(RECORD SET)

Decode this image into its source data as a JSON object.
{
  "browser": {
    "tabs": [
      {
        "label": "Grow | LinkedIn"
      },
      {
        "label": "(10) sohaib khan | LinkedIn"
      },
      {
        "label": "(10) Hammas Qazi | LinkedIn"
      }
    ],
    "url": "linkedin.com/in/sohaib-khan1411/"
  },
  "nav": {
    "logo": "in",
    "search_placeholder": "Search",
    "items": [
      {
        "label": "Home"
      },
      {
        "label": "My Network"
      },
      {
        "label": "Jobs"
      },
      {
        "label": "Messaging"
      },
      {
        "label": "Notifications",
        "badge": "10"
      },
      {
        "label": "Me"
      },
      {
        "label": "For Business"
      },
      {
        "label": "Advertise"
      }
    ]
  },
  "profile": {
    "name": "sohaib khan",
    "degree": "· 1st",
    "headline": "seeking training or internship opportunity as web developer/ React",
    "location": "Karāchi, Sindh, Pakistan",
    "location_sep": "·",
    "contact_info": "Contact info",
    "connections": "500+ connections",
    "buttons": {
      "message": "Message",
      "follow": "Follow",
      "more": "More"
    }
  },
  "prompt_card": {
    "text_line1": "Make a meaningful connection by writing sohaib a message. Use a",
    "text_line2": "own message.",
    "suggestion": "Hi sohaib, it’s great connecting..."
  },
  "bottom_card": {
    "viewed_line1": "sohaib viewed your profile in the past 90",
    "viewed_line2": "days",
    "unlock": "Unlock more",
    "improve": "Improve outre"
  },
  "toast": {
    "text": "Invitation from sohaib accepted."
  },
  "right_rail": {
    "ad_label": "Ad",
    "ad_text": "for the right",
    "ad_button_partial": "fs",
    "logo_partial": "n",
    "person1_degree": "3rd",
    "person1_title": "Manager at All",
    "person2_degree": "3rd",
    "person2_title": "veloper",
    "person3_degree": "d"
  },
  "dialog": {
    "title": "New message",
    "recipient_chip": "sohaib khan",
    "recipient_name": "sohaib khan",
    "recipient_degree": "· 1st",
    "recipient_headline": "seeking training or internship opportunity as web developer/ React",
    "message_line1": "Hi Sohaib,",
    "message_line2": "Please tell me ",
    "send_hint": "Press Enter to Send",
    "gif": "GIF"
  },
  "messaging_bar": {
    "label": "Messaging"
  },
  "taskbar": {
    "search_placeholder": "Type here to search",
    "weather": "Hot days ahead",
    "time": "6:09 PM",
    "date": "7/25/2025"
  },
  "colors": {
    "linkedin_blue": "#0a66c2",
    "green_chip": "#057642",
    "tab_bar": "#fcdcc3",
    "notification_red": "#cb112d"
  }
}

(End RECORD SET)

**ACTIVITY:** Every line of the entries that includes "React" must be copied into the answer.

**RESPONSE BELOW:**
    "headline": "seeking training or internship opportunity as web developer/ React",
    "recipient_headline": "seeking training or internship opportunity as web developer/ React",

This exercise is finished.